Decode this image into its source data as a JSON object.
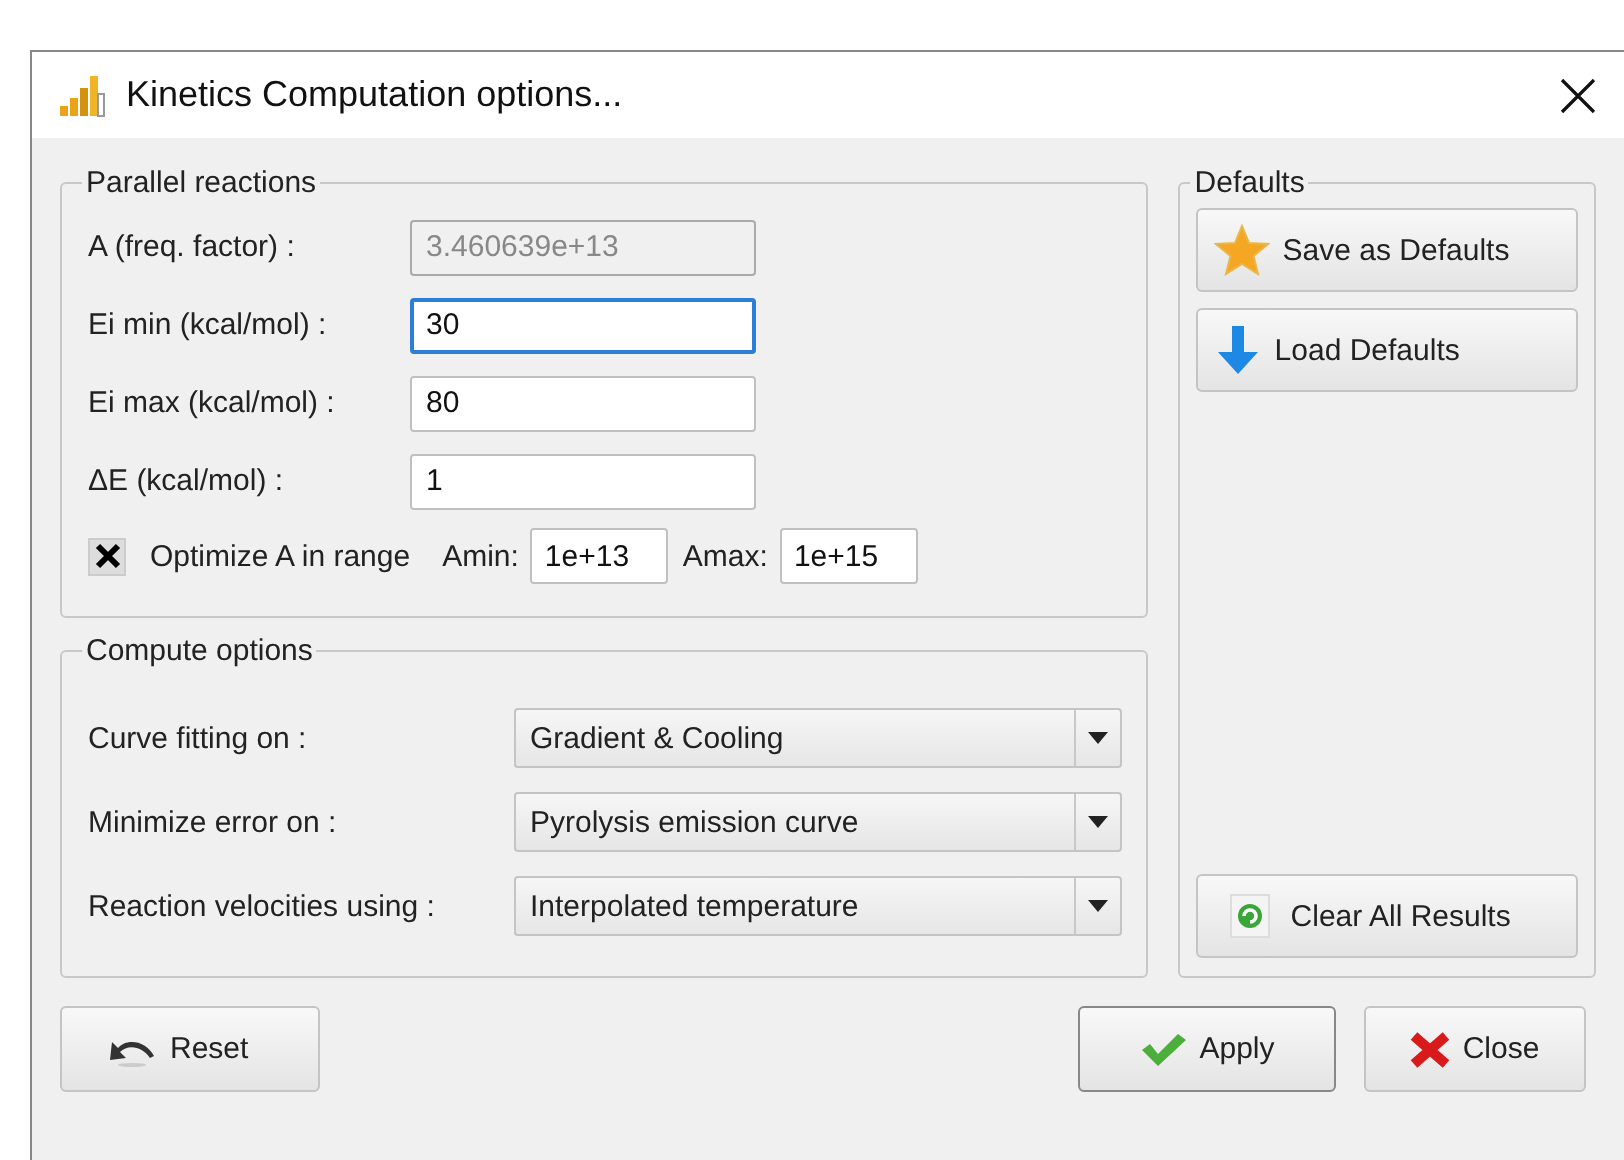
{
  "window": {
    "title": "Kinetics Computation options..."
  },
  "parallel_reactions": {
    "title": "Parallel reactions",
    "fields": [
      {
        "label": "A (freq. factor)  :",
        "value": "3.460639e+13",
        "disabled": true,
        "focused": false
      },
      {
        "label": "Ei min (kcal/mol) :",
        "value": "30",
        "disabled": false,
        "focused": true
      },
      {
        "label": "Ei max (kcal/mol) :",
        "value": "80",
        "disabled": false,
        "focused": false
      },
      {
        "label": "ΔE (kcal/mol) :",
        "value": "1",
        "disabled": false,
        "focused": false
      }
    ],
    "optimize": {
      "label": "Optimize A in range",
      "checked": true,
      "amin_label": "Amin:",
      "amin": "1e+13",
      "amax_label": "Amax:",
      "amax": "1e+15"
    }
  },
  "compute_options": {
    "title": "Compute options",
    "rows": [
      {
        "label": "Curve fitting on :",
        "value": "Gradient & Cooling"
      },
      {
        "label": "Minimize error on :",
        "value": "Pyrolysis emission curve"
      },
      {
        "label": "Reaction velocities using :",
        "value": "Interpolated temperature"
      }
    ]
  },
  "defaults": {
    "title": "Defaults",
    "save": "Save as Defaults",
    "load": "Load Defaults",
    "clear": "Clear All Results"
  },
  "buttons": {
    "reset": "Reset",
    "apply": "Apply",
    "close": "Close"
  }
}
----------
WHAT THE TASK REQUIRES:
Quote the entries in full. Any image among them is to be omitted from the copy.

OUTPUT:
Decode this image into its source data as a JSON object.
{
  "window": {
    "title": "Kinetics Computation options..."
  },
  "parallel_reactions": {
    "title": "Parallel reactions",
    "fields": [
      {
        "label": "A (freq. factor)  :",
        "value": "3.460639e+13",
        "disabled": true,
        "focused": false
      },
      {
        "label": "Ei min (kcal/mol) :",
        "value": "30",
        "disabled": false,
        "focused": true
      },
      {
        "label": "Ei max (kcal/mol) :",
        "value": "80",
        "disabled": false,
        "focused": false
      },
      {
        "label": "ΔE (kcal/mol) :",
        "value": "1",
        "disabled": false,
        "focused": false
      }
    ],
    "optimize": {
      "label": "Optimize A in range",
      "checked": true,
      "amin_label": "Amin:",
      "amin": "1e+13",
      "amax_label": "Amax:",
      "amax": "1e+15"
    }
  },
  "compute_options": {
    "title": "Compute options",
    "rows": [
      {
        "label": "Curve fitting on :",
        "value": "Gradient & Cooling"
      },
      {
        "label": "Minimize error on :",
        "value": "Pyrolysis emission curve"
      },
      {
        "label": "Reaction velocities using :",
        "value": "Interpolated temperature"
      }
    ]
  },
  "defaults": {
    "title": "Defaults",
    "save": "Save as Defaults",
    "load": "Load Defaults",
    "clear": "Clear All Results"
  },
  "buttons": {
    "reset": "Reset",
    "apply": "Apply",
    "close": "Close"
  }
}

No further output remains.